Jason Donovan, the 28-year-old promoter behind Zen Fest, was called to task by Gov. Jeb Bush's officefor lax security, a charge that was ludicrous to anyone who actually attended said concert. It's hard to imagine what more Donovan could have done to increase the already draconian safety measures that ringed the rave's Coconut Grove Convention Center site. With off-duty police standing by, jittery kids were forced to line up in the rain, slowly passing through no less than three sets of uniformed guards who conducted body searches, waved metal detectors, and confiscated just about anything that wasn't physically attached to these waifs' torsos. As the soggy crowd's glitter began to run, the security procedures took on a ludicrous tone. One could make a plausible case for seizing water bottles in the hopes of barring GHB-spikedagua. But lipstick? Disposable cameras? Umbrellas? The only thing Donovan is guilty of is a shrewd understanding of capitalism and the marketing of pop subcultures: At $35 a head, turning rebellion into money never looked so good.
As teenage ravers and the governor's staff duke it out in the press, stay tuned for ketamine (the newest pharmacological addition to our nation's recreational arsenal) to become the bugaboo of choice for federal drug-policy officials, now playing catch-up with ketamine's massive popularity. Originally intended as an animal anesthetic, the drug's disassociative qualities and ability to create a euphoric zombified state in humans have already been immortalized in song by the Chemical Brothers ("Lost in a K-Hole"), and in full-length memoir (James St. James's Disco Bloodbath, the publishing industry's attempt to diversify after the recent glut of heroin addict tell-alls). Ketamine's appeal, however, carries far beyond local ravers (who first learned of it from the always inventive amateur chemists making a killing at the gay circuit parties). Indeed the West Miami suburb of Fontainebleau Park even has the dubious distinction of being the site of the largest ketamine bust in the United States to date: four million dollars' worth. It's enough to make Kulchur flash back to wistful childhood memories of watching ABC Afterschool Specials in the '70s, when the drug of notoriety was angel dust, and if TV could be trusted, not a day went by in schools across America without some dust-addled sixth-grader scratching off his own skin ("Bugs!
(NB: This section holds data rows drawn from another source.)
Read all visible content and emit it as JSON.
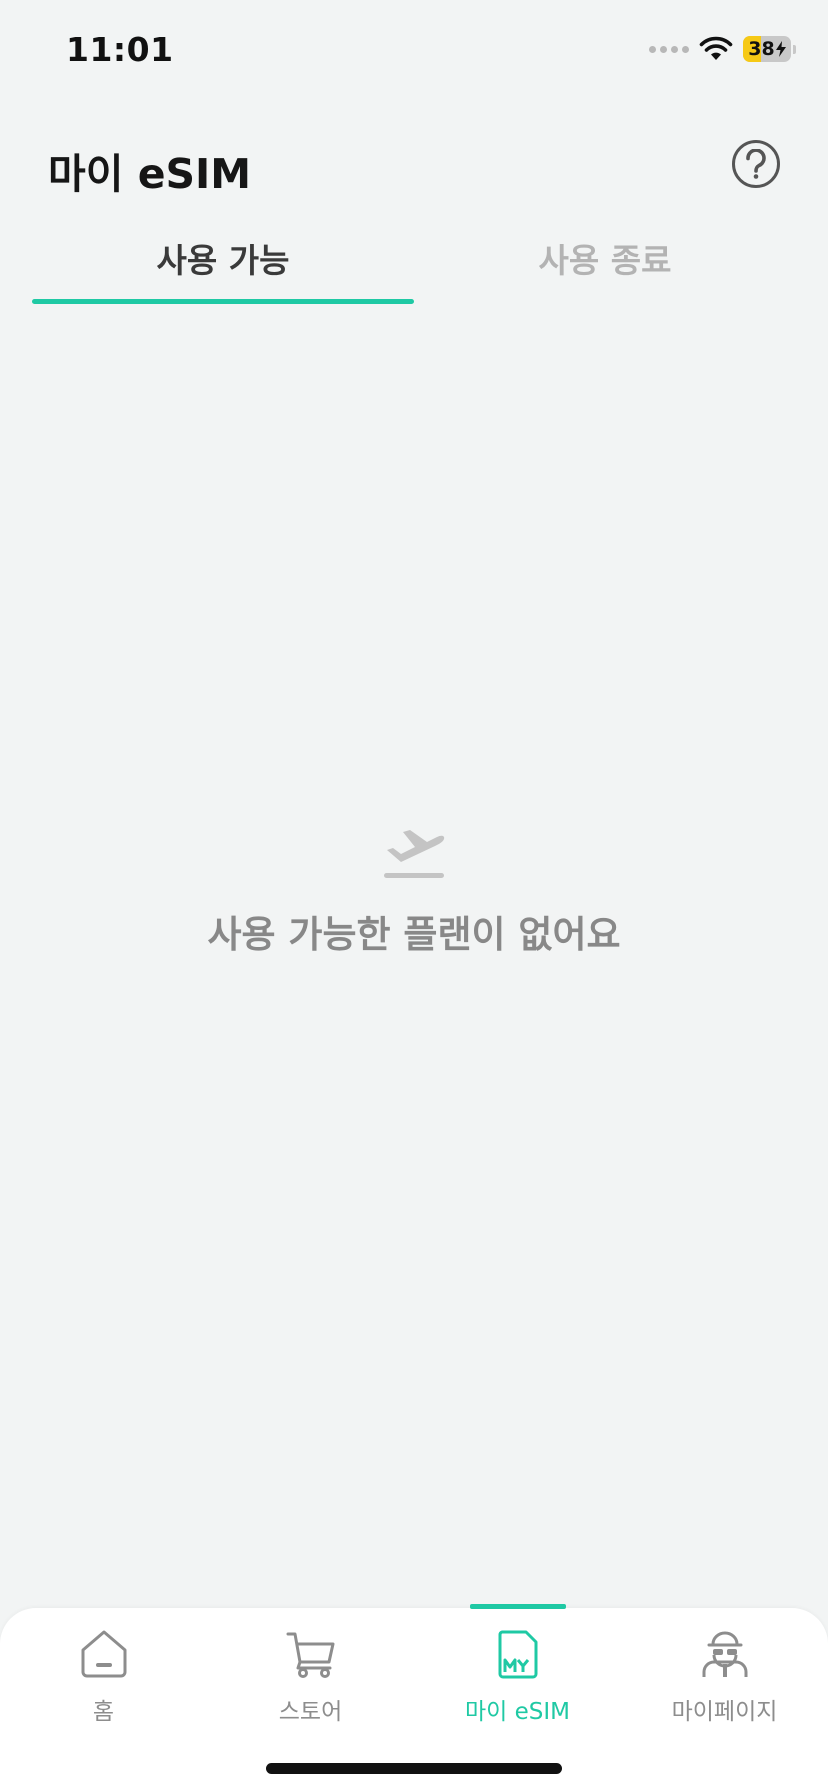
{
  "status_bar": {
    "time": "11:01",
    "battery_level": "38",
    "battery_fraction": 0.38,
    "icons": [
      "signal-icon",
      "wifi-icon",
      "battery-charging-icon"
    ]
  },
  "header": {
    "title": "마이 eSIM",
    "help_icon": "question-circle-icon"
  },
  "tabs": [
    {
      "label": "사용 가능",
      "active": true
    },
    {
      "label": "사용 종료",
      "active": false
    }
  ],
  "empty_state": {
    "icon": "plane-takeoff-icon",
    "message": "사용 가능한 플랜이 없어요"
  },
  "bottom_nav": {
    "items": [
      {
        "label": "홈",
        "icon": "home-icon",
        "active": false
      },
      {
        "label": "스토어",
        "icon": "cart-icon",
        "active": false
      },
      {
        "label": "마이 eSIM",
        "icon": "my-sim-icon",
        "active": true
      },
      {
        "label": "마이페이지",
        "icon": "profile-icon",
        "active": false
      }
    ]
  },
  "colors": {
    "accent": "#1fc9a4",
    "background": "#f2f4f4",
    "inactive_text": "#8d8d8d",
    "battery": "#f6c915"
  }
}
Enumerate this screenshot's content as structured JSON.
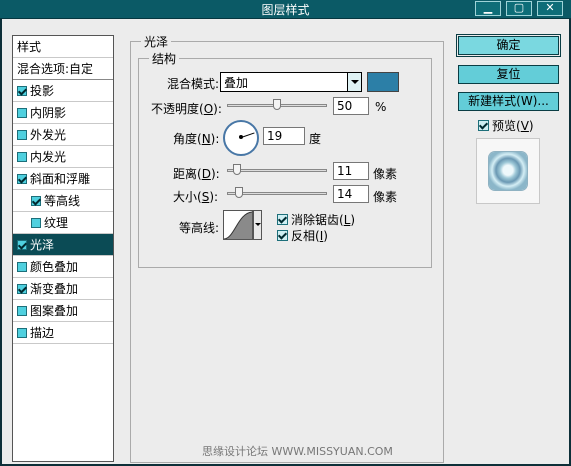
{
  "window": {
    "title": "图层样式",
    "min_glyph": "▁",
    "max_glyph": "▢",
    "close_glyph": "✕"
  },
  "left_panel": {
    "header": "样式",
    "blending": "混合选项:自定",
    "items": [
      {
        "label": "投影",
        "checked": true,
        "selected": false,
        "indent": false
      },
      {
        "label": "内阴影",
        "checked": false,
        "selected": false,
        "indent": false
      },
      {
        "label": "外发光",
        "checked": false,
        "selected": false,
        "indent": false
      },
      {
        "label": "内发光",
        "checked": false,
        "selected": false,
        "indent": false
      },
      {
        "label": "斜面和浮雕",
        "checked": true,
        "selected": false,
        "indent": false
      },
      {
        "label": "等高线",
        "checked": true,
        "selected": false,
        "indent": true
      },
      {
        "label": "纹理",
        "checked": false,
        "selected": false,
        "indent": true
      },
      {
        "label": "光泽",
        "checked": true,
        "selected": true,
        "indent": false
      },
      {
        "label": "颜色叠加",
        "checked": false,
        "selected": false,
        "indent": false
      },
      {
        "label": "渐变叠加",
        "checked": true,
        "selected": false,
        "indent": false
      },
      {
        "label": "图案叠加",
        "checked": false,
        "selected": false,
        "indent": false
      },
      {
        "label": "描边",
        "checked": false,
        "selected": false,
        "indent": false
      }
    ]
  },
  "satin": {
    "group_title": "光泽",
    "structure_title": "结构",
    "blend_mode_label": "混合模式:",
    "blend_mode_value": "叠加",
    "blend_color": "#2c7fa7",
    "opacity_label_pre": "不透明度(",
    "opacity_key": "O",
    "opacity_label_post": "):",
    "opacity_value": "50",
    "opacity_unit": "%",
    "angle_label_pre": "角度(",
    "angle_key": "N",
    "angle_label_post": "):",
    "angle_value": "19",
    "angle_unit": "度",
    "distance_label_pre": "距离(",
    "distance_key": "D",
    "distance_label_post": "):",
    "distance_value": "11",
    "distance_unit": "像素",
    "size_label_pre": "大小(",
    "size_key": "S",
    "size_label_post": "):",
    "size_value": "14",
    "size_unit": "像素",
    "contour_label": "等高线:",
    "anti_alias_pre": "消除锯齿(",
    "anti_alias_key": "L",
    "anti_alias_post": ")",
    "anti_alias_checked": true,
    "invert_pre": "反相(",
    "invert_key": "I",
    "invert_post": ")",
    "invert_checked": true
  },
  "buttons": {
    "ok": "确定",
    "reset": "复位",
    "new_style": "新建样式(W)...",
    "preview_pre": "预览(",
    "preview_key": "V",
    "preview_post": ")",
    "preview_checked": true
  },
  "watermark": "思缘设计论坛 WWW.MISSYUAN.COM"
}
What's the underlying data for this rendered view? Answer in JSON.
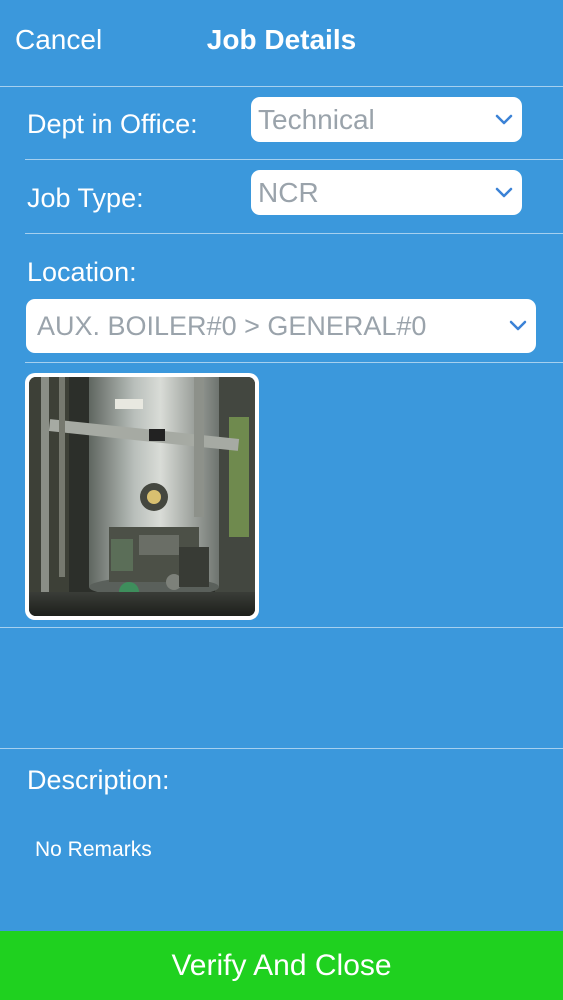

Bugs!") or fatally jumping off a rooftop ("Hey, man, I can fly!"). The best perspective on this fresh bout of drug panic is supplied by one Beach figure, a DJ and small-time dealer, who brought his own wisdom to bear on the topic. "There's a lot of stupid people in Miami," he said with a small sigh. "When stupid people take psychedelics, they just get stupider."
"Holy Rollers," by Ted B. Kissell, September 30